Prompt »
The data below must be returned in full and exactly.

*** Available data Section Begins ***

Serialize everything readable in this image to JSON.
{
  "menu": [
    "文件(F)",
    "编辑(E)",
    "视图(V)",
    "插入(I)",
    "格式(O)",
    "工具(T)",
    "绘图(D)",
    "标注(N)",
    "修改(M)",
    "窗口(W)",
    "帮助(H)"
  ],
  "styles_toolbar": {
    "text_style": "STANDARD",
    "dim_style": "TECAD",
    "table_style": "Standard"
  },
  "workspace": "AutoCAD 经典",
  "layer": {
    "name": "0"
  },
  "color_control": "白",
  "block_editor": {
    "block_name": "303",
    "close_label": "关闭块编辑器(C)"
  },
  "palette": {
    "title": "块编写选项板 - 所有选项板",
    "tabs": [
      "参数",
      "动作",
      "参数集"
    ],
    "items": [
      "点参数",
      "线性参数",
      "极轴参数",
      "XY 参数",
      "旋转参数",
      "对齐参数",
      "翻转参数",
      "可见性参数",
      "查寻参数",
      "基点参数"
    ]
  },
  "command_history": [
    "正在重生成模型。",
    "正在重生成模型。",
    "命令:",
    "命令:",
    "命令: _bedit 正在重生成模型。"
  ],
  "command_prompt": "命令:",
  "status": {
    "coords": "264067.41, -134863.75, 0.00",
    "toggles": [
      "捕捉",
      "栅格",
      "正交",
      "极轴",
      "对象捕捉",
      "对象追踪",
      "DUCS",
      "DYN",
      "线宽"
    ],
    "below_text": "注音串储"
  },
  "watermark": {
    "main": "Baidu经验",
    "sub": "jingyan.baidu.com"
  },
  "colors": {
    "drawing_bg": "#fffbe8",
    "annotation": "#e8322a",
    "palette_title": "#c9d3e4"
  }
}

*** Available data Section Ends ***

Result of this exercise »
Serialize everything readable in this image to JSON.
{
  "menu": [
    "文件(F)",
    "编辑(E)",
    "视图(V)",
    "插入(I)",
    "格式(O)",
    "工具(T)",
    "绘图(D)",
    "标注(N)",
    "修改(M)",
    "窗口(W)",
    "帮助(H)"
  ],
  "styles_toolbar": {
    "text_style": "STANDARD",
    "dim_style": "TECAD",
    "table_style": "Standard"
  },
  "workspace": "AutoCAD 经典",
  "layer": {
    "name": "0"
  },
  "color_control": "白",
  "block_editor": {
    "block_name": "303",
    "close_label": "关闭块编辑器(C)"
  },
  "palette": {
    "title": "块编写选项板 - 所有选项板",
    "tabs": [
      "参数",
      "动作",
      "参数集"
    ],
    "items": [
      "点参数",
      "线性参数",
      "极轴参数",
      "XY 参数",
      "旋转参数",
      "对齐参数",
      "翻转参数",
      "可见性参数",
      "查寻参数",
      "基点参数"
    ]
  },
  "command_history": [
    "正在重生成模型。",
    "正在重生成模型。",
    "命令:",
    "命令:",
    "命令: _bedit 正在重生成模型。"
  ],
  "command_prompt": "命令:",
  "status": {
    "coords": "264067.41, -134863.75, 0.00",
    "toggles": [
      "捕捉",
      "栅格",
      "正交",
      "极轴",
      "对象捕捉",
      "对象追踪",
      "DUCS",
      "DYN",
      "线宽"
    ],
    "below_text": "注音串储"
  },
  "watermark": {
    "main": "Baidu经验",
    "sub": "jingyan.baidu.com"
  },
  "colors": {
    "drawing_bg": "#fffbe8",
    "annotation": "#e8322a",
    "palette_title": "#c9d3e4"
  }
}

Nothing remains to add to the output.